• **What is required**
What is needed is an exact copy of all the records.

• **Records supplied**
*** Begin section ***

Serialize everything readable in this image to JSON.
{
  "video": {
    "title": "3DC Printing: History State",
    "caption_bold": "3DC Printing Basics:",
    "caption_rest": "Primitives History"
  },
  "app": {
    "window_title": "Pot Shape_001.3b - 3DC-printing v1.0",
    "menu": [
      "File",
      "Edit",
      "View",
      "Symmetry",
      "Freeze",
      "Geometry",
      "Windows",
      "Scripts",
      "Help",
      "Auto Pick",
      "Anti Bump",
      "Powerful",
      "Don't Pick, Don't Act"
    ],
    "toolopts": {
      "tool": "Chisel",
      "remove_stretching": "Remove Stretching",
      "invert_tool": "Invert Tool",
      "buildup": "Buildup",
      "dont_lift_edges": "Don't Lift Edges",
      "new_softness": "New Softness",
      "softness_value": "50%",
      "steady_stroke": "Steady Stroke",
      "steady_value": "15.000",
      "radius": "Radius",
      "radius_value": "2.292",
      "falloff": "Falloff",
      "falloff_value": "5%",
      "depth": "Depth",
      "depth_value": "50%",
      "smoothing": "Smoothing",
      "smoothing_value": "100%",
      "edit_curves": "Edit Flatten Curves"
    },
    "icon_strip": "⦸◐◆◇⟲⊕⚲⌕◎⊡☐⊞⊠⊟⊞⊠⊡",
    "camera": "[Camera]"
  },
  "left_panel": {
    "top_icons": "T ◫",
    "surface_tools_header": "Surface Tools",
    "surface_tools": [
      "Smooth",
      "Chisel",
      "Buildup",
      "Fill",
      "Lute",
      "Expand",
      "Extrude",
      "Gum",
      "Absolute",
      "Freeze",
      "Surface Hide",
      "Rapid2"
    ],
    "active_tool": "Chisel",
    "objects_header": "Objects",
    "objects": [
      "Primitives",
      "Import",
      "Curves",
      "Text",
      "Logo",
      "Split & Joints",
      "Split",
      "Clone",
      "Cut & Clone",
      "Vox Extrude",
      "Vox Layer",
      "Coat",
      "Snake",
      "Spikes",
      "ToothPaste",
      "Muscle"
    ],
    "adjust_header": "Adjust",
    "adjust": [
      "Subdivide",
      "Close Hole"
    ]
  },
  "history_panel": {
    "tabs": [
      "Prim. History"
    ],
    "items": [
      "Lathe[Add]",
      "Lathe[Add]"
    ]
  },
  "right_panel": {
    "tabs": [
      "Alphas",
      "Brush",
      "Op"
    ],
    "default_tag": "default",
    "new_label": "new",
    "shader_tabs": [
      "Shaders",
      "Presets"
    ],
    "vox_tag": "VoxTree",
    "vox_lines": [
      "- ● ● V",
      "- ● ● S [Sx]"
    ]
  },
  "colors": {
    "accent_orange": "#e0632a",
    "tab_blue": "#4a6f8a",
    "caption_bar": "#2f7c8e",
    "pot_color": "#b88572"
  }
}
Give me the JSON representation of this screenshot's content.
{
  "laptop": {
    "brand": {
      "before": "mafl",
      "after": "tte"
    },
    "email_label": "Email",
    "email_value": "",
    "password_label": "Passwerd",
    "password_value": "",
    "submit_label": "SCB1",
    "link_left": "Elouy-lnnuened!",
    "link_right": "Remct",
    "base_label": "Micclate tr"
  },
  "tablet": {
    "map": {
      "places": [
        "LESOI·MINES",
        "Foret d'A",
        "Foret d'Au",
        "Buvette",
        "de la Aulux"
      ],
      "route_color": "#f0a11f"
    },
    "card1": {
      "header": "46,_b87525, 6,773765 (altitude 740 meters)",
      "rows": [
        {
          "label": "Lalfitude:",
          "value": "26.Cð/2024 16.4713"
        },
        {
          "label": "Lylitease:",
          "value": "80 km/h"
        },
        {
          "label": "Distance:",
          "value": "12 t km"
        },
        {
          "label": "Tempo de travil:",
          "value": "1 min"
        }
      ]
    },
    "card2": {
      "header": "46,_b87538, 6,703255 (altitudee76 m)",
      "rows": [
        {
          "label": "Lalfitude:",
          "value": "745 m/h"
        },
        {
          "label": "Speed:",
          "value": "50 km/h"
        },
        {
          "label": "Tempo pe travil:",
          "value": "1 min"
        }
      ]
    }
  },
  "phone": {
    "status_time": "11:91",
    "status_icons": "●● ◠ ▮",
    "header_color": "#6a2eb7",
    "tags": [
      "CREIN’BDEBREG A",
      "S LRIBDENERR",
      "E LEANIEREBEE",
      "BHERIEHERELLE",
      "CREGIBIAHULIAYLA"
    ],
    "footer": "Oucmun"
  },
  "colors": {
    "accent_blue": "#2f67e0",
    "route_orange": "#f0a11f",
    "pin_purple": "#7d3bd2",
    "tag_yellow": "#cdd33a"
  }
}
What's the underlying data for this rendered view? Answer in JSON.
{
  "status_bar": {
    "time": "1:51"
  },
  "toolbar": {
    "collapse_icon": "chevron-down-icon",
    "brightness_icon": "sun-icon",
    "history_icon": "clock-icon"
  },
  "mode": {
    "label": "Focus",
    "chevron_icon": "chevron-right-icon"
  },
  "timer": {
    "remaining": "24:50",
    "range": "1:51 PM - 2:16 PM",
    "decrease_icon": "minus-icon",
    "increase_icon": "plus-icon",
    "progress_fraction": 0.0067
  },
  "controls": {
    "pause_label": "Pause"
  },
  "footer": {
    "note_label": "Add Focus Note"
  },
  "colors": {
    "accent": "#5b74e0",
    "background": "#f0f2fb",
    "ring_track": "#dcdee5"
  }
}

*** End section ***

• **Reply to the task**
Serialize everything readable in this image to JSON.
{
  "video": {
    "title": "3DC Printing: History State",
    "caption_bold": "3DC Printing Basics:",
    "caption_rest": "Primitives History"
  },
  "app": {
    "window_title": "Pot Shape_001.3b - 3DC-printing v1.0",
    "menu": [
      "File",
      "Edit",
      "View",
      "Symmetry",
      "Freeze",
      "Geometry",
      "Windows",
      "Scripts",
      "Help",
      "Auto Pick",
      "Anti Bump",
      "Powerful",
      "Don't Pick, Don't Act"
    ],
    "toolopts": {
      "tool": "Chisel",
      "remove_stretching": "Remove Stretching",
      "invert_tool": "Invert Tool",
      "buildup": "Buildup",
      "dont_lift_edges": "Don't Lift Edges",
      "new_softness": "New Softness",
      "softness_value": "50%",
      "steady_stroke": "Steady Stroke",
      "steady_value": "15.000",
      "radius": "Radius",
      "radius_value": "2.292",
      "falloff": "Falloff",
      "falloff_value": "5%",
      "depth": "Depth",
      "depth_value": "50%",
      "smoothing": "Smoothing",
      "smoothing_value": "100%",
      "edit_curves": "Edit Flatten Curves"
    },
    "icon_strip": "⦸◐◆◇⟲⊕⚲⌕◎⊡☐⊞⊠⊟⊞⊠⊡",
    "camera": "[Camera]"
  },
  "left_panel": {
    "top_icons": "T ◫",
    "surface_tools_header": "Surface Tools",
    "surface_tools": [
      "Smooth",
      "Chisel",
      "Buildup",
      "Fill",
      "Lute",
      "Expand",
      "Extrude",
      "Gum",
      "Absolute",
      "Freeze",
      "Surface Hide",
      "Rapid2"
    ],
    "active_tool": "Chisel",
    "objects_header": "Objects",
    "objects": [
      "Primitives",
      "Import",
      "Curves",
      "Text",
      "Logo",
      "Split & Joints",
      "Split",
      "Clone",
      "Cut & Clone",
      "Vox Extrude",
      "Vox Layer",
      "Coat",
      "Snake",
      "Spikes",
      "ToothPaste",
      "Muscle"
    ],
    "adjust_header": "Adjust",
    "adjust": [
      "Subdivide",
      "Close Hole"
    ]
  },
  "history_panel": {
    "tabs": [
      "Prim. History"
    ],
    "items": [
      "Lathe[Add]",
      "Lathe[Add]"
    ]
  },
  "right_panel": {
    "tabs": [
      "Alphas",
      "Brush",
      "Op"
    ],
    "default_tag": "default",
    "new_label": "new",
    "shader_tabs": [
      "Shaders",
      "Presets"
    ],
    "vox_tag": "VoxTree",
    "vox_lines": [
      "- ● ● V",
      "- ● ● S [Sx]"
    ]
  },
  "colors": {
    "accent_orange": "#e0632a",
    "tab_blue": "#4a6f8a",
    "caption_bar": "#2f7c8e",
    "pot_color": "#b88572"
  }
}
Give me the JSON representation of this screenshot's content.
{
  "laptop": {
    "brand": {
      "before": "mafl",
      "after": "tte"
    },
    "email_label": "Email",
    "email_value": "",
    "password_label": "Passwerd",
    "password_value": "",
    "submit_label": "SCB1",
    "link_left": "Elouy-lnnuened!",
    "link_right": "Remct",
    "base_label": "Micclate tr"
  },
  "tablet": {
    "map": {
      "places": [
        "LESOI·MINES",
        "Foret d'A",
        "Foret d'Au",
        "Buvette",
        "de la Aulux"
      ],
      "route_color": "#f0a11f"
    },
    "card1": {
      "header": "46,_b87525, 6,773765 (altitude 740 meters)",
      "rows": [
        {
          "label": "Lalfitude:",
          "value": "26.Cð/2024 16.4713"
        },
        {
          "label": "Lylitease:",
          "value": "80 km/h"
        },
        {
          "label": "Distance:",
          "value": "12 t km"
        },
        {
          "label": "Tempo de travil:",
          "value": "1 min"
        }
      ]
    },
    "card2": {
      "header": "46,_b87538, 6,703255 (altitudee76 m)",
      "rows": [
        {
          "label": "Lalfitude:",
          "value": "745 m/h"
        },
        {
          "label": "Speed:",
          "value": "50 km/h"
        },
        {
          "label": "Tempo pe travil:",
          "value": "1 min"
        }
      ]
    }
  },
  "phone": {
    "status_time": "11:91",
    "status_icons": "●● ◠ ▮",
    "header_color": "#6a2eb7",
    "tags": [
      "CREIN’BDEBREG A",
      "S LRIBDENERR",
      "E LEANIEREBEE",
      "BHERIEHERELLE",
      "CREGIBIAHULIAYLA"
    ],
    "footer": "Oucmun"
  },
  "colors": {
    "accent_blue": "#2f67e0",
    "route_orange": "#f0a11f",
    "pin_purple": "#7d3bd2",
    "tag_yellow": "#cdd33a"
  }
}
What's the underlying data for this rendered view? Answer in JSON.
{
  "status_bar": {
    "time": "1:51"
  },
  "toolbar": {
    "collapse_icon": "chevron-down-icon",
    "brightness_icon": "sun-icon",
    "history_icon": "clock-icon"
  },
  "mode": {
    "label": "Focus",
    "chevron_icon": "chevron-right-icon"
  },
  "timer": {
    "remaining": "24:50",
    "range": "1:51 PM - 2:16 PM",
    "decrease_icon": "minus-icon",
    "increase_icon": "plus-icon",
    "progress_fraction": 0.0067
  },
  "controls": {
    "pause_label": "Pause"
  },
  "footer": {
    "note_label": "Add Focus Note"
  },
  "colors": {
    "accent": "#5b74e0",
    "background": "#f0f2fb",
    "ring_track": "#dcdee5"
  }
}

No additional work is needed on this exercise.